● Dataset excerpts:
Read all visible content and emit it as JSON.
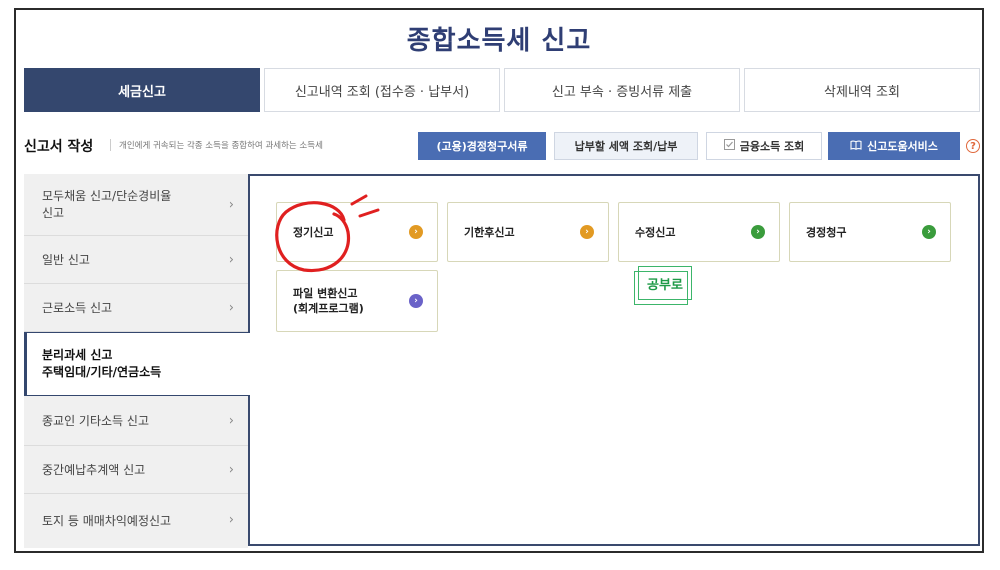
{
  "page": {
    "title": "종합소득세 신고"
  },
  "tabs": [
    {
      "label": "세금신고",
      "active": true
    },
    {
      "label": "신고내역 조회 (접수증 · 납부서)"
    },
    {
      "label": "신고 부속 · 증빙서류 제출"
    },
    {
      "label": "삭제내역 조회"
    }
  ],
  "toolbar": {
    "section_title": "신고서 작성",
    "section_desc": "개인에게 귀속되는 각종 소득을 종합하여 과세하는 소득세",
    "buttons": [
      {
        "label": "(고용)경정청구서류"
      },
      {
        "label": "납부할 세액 조회/납부"
      },
      {
        "label": "금융소득 조회",
        "icon": "checkbox-icon"
      },
      {
        "label": "신고도움서비스",
        "icon": "book-icon"
      }
    ],
    "help_icon": "?"
  },
  "sidebar": {
    "items": [
      {
        "lines": [
          "모두채움 신고/단순경비율",
          "신고"
        ]
      },
      {
        "lines": [
          "일반 신고"
        ]
      },
      {
        "lines": [
          "근로소득 신고"
        ]
      },
      {
        "lines": [
          "분리과세 신고",
          "주택임대/기타/연금소득"
        ],
        "active": true
      },
      {
        "lines": [
          "종교인 기타소득 신고"
        ]
      },
      {
        "lines": [
          "중간예납추계액 신고"
        ]
      },
      {
        "lines": [
          "토지 등 매매차익예정신고"
        ]
      }
    ]
  },
  "cards": [
    {
      "label": "정기신고",
      "color": "#e29a23"
    },
    {
      "label": "기한후신고",
      "color": "#e29a23"
    },
    {
      "label": "수정신고",
      "color": "#3a9c3c"
    },
    {
      "label": "경정청구",
      "color": "#3a9c3c"
    },
    {
      "lines": [
        "파일 변환신고",
        "(회계프로그램)"
      ],
      "color": "#6a62c8"
    }
  ],
  "stamp": {
    "text": "공부로"
  },
  "colors": {
    "primary": "#34476e",
    "accent_blue": "#4a6db3",
    "annotation_red": "#e02020"
  }
}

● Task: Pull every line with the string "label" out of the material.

● Solution for this exercise:
      "label": "세금신고",
      "label": "신고내역 조회 (접수증 · 납부서)"
      "label": "신고 부속 · 증빙서류 제출"
      "label": "삭제내역 조회"
        "label": "(고용)경정청구서류"
        "label": "납부할 세액 조회/납부"
        "label": "금융소득 조회",
        "label": "신고도움서비스",
      "label": "정기신고",
      "label": "기한후신고",
      "label": "수정신고",
      "label": "경정청구",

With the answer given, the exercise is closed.